After big disasters like the Louisiana floods, the Red Cross goes the extra mile to find isolated communities who may be hesitant to access relief services. In some cases, people avoid large multiagency relief fairs—where many people get help—because of language barriers, misperceptions and uncertainty about where to turn and who to trust.
To help serve Spanish-speaking communities affected by the floods in Louisiana, 10 disaster specialists from the Mexican Red Cross came to work side-by-side with American Red Cross volunteers. "It's a privilege to return to the U.S. to support our sister Red Crossers as they bring relief to the survivors of this flood," says Marco Franco Hernandez, team lead for the Mexican Red Cross, who is on his sixth relief deployment to the U.S.
“It’s a great partnership between our two sister societies dating back over a decade,” explains Roberto Baltodano. “When the Mexican Red Cross sends volunteers to our disaster operations, we not only get people who speak the language, but who understand the culture—especially the fears people may have in seeking assistance.”
As the flood response progressed, Pastor José Angel Wing invited the Red Cross to set up a registration event at his church, El Centro Bíblico de la Comunidad, to reach more Spanish-speaking families. “Our goal is to improve the lives of Hispanics in this community, to look out for our people,” Pastor José said.

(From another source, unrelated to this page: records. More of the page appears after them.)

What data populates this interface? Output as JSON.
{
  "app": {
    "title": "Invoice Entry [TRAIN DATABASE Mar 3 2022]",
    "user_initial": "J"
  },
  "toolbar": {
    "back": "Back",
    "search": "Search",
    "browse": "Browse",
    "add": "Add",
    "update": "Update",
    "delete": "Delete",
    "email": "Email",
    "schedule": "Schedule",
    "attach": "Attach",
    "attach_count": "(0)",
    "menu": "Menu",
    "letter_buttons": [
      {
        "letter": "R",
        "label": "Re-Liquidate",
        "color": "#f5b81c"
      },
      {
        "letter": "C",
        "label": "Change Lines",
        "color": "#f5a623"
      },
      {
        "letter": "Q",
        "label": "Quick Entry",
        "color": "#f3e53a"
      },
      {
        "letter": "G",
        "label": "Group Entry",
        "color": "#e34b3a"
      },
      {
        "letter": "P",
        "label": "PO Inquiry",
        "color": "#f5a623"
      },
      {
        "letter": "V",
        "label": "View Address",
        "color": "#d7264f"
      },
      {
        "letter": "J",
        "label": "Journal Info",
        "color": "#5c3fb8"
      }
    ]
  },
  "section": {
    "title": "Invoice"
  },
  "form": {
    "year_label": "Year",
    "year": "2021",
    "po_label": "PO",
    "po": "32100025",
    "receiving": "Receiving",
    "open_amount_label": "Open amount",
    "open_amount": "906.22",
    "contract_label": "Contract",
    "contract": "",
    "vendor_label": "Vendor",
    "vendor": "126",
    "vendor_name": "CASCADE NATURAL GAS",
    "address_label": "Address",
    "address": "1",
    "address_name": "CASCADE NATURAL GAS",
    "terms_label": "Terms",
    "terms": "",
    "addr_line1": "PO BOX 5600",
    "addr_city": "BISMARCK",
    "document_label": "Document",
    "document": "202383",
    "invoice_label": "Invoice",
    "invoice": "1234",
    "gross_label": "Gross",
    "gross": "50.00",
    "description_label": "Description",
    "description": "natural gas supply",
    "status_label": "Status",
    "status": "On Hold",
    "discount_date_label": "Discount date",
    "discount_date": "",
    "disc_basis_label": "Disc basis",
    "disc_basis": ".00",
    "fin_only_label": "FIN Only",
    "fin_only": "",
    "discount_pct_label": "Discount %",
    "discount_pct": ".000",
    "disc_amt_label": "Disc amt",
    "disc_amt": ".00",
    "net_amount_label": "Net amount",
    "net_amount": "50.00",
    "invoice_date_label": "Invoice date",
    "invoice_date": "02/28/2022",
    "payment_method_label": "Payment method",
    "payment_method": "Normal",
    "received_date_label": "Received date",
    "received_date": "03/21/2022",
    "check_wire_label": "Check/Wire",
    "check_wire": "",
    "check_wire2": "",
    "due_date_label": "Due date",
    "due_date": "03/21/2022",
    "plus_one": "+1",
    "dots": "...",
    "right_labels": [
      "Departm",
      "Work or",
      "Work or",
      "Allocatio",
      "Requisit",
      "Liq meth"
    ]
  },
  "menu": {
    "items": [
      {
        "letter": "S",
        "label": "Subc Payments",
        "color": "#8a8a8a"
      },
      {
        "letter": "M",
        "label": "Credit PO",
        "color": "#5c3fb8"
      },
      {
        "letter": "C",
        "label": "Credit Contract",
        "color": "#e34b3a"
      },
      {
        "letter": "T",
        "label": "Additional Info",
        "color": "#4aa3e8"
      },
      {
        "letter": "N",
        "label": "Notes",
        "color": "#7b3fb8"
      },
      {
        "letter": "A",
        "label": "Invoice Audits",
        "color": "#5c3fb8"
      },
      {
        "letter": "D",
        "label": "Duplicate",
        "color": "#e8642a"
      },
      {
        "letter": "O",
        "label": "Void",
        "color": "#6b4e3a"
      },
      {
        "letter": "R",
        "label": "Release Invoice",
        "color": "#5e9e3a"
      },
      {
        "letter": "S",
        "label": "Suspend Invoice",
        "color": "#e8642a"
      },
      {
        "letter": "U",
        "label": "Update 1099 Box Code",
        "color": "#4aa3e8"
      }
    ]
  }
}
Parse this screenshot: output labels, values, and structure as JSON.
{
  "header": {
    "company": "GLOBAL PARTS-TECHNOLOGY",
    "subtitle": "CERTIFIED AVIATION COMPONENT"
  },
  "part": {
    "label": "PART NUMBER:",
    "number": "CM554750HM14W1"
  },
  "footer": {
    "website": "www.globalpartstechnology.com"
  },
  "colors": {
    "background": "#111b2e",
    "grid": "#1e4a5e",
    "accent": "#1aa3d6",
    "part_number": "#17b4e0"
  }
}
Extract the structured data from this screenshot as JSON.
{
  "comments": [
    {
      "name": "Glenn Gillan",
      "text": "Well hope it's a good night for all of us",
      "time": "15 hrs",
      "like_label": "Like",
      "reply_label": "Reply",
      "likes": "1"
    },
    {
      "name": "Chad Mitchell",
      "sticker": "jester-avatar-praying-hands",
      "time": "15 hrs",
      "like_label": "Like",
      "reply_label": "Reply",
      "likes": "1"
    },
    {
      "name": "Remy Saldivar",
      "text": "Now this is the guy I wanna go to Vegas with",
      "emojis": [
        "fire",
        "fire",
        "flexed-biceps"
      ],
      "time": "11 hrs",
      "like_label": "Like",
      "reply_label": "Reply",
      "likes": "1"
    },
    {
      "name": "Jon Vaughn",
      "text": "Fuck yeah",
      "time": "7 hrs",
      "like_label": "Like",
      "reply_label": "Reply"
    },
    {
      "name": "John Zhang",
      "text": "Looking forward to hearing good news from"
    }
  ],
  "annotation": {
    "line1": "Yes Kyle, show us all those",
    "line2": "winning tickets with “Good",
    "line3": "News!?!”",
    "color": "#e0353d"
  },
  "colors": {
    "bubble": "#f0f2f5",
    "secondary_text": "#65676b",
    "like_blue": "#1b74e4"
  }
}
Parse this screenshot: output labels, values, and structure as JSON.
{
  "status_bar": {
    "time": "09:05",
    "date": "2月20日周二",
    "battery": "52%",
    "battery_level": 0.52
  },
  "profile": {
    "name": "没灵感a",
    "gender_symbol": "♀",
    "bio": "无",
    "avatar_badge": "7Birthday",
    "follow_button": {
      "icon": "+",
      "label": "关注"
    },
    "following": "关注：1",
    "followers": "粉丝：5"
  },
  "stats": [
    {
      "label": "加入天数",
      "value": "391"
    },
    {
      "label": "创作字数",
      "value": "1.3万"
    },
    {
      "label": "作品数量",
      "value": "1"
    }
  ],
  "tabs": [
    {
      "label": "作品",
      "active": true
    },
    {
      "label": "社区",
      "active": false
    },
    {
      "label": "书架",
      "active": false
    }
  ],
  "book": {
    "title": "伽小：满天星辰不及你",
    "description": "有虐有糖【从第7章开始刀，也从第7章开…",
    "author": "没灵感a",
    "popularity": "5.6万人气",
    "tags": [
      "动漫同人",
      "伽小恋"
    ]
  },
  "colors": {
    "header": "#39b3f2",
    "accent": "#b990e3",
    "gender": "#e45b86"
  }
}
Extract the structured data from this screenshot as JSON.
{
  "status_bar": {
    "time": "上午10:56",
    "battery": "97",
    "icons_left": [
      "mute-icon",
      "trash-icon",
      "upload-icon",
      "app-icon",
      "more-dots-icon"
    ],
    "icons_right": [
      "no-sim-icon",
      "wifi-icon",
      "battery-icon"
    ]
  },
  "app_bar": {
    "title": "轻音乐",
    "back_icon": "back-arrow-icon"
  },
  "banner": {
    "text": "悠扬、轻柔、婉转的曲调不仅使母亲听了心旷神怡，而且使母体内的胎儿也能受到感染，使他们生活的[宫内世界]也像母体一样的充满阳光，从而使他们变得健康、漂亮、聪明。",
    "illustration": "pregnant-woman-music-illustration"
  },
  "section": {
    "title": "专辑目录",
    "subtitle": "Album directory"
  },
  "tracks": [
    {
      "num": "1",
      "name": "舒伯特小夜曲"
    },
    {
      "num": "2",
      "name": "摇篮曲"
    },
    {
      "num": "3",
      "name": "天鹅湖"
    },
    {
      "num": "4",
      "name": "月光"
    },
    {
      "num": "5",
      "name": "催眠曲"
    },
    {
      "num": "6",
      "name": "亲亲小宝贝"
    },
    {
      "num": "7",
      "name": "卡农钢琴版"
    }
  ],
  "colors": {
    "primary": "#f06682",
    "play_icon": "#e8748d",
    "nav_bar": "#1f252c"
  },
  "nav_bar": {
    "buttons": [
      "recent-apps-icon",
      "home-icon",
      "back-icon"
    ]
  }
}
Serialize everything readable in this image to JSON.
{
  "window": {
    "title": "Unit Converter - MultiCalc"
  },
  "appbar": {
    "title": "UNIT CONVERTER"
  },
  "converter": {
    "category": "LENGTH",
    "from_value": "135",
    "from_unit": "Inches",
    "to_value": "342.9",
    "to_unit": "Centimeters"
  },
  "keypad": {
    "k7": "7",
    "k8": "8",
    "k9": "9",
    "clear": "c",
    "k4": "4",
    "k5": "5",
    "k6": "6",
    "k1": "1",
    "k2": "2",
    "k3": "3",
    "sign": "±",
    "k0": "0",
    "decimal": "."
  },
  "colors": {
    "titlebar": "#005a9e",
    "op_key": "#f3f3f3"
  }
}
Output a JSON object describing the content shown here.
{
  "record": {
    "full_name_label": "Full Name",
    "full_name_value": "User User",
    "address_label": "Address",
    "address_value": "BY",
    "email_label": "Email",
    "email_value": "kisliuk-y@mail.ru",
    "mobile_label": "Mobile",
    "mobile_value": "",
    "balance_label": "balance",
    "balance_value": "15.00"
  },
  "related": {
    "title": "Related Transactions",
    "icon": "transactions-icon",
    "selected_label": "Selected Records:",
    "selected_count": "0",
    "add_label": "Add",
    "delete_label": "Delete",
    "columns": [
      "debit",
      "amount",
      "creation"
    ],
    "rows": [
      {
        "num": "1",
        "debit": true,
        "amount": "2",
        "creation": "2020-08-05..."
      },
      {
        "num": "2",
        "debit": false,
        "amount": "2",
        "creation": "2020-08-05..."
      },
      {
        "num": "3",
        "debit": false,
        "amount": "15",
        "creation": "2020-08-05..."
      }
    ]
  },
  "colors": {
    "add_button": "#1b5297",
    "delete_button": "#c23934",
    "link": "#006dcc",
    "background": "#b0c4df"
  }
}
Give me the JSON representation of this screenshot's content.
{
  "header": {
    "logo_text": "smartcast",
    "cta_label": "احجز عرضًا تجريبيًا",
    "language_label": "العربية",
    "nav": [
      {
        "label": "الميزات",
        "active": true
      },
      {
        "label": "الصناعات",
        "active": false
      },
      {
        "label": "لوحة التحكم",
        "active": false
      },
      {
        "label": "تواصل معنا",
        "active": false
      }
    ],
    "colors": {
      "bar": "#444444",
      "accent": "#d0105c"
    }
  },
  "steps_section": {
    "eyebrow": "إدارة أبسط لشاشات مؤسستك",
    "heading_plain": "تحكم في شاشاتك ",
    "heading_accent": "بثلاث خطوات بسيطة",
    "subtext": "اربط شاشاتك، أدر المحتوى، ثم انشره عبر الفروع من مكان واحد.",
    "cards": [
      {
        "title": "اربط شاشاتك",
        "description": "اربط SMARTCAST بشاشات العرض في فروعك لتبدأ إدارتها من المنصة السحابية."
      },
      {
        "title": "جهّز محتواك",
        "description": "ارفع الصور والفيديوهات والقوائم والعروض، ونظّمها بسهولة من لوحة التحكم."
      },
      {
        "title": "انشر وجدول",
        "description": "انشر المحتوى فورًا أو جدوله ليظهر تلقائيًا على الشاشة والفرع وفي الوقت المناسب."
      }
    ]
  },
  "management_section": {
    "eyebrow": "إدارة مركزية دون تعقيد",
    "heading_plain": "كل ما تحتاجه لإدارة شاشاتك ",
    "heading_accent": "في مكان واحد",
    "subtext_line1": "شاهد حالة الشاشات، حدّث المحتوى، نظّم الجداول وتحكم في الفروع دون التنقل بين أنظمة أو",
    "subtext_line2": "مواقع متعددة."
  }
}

Hundreds of people came to the event at El Centro Bíblico to register with the Red Cross, eat a Tex-Mex meal, and get a clean-up kit. Nearly half the families also checked in with a Red Cross nurse who addressed health concerns such high blood pressure, headaches, and rashes—which are common after floods in steamy climates—as well as some more serious issues such as diabetes and cancer.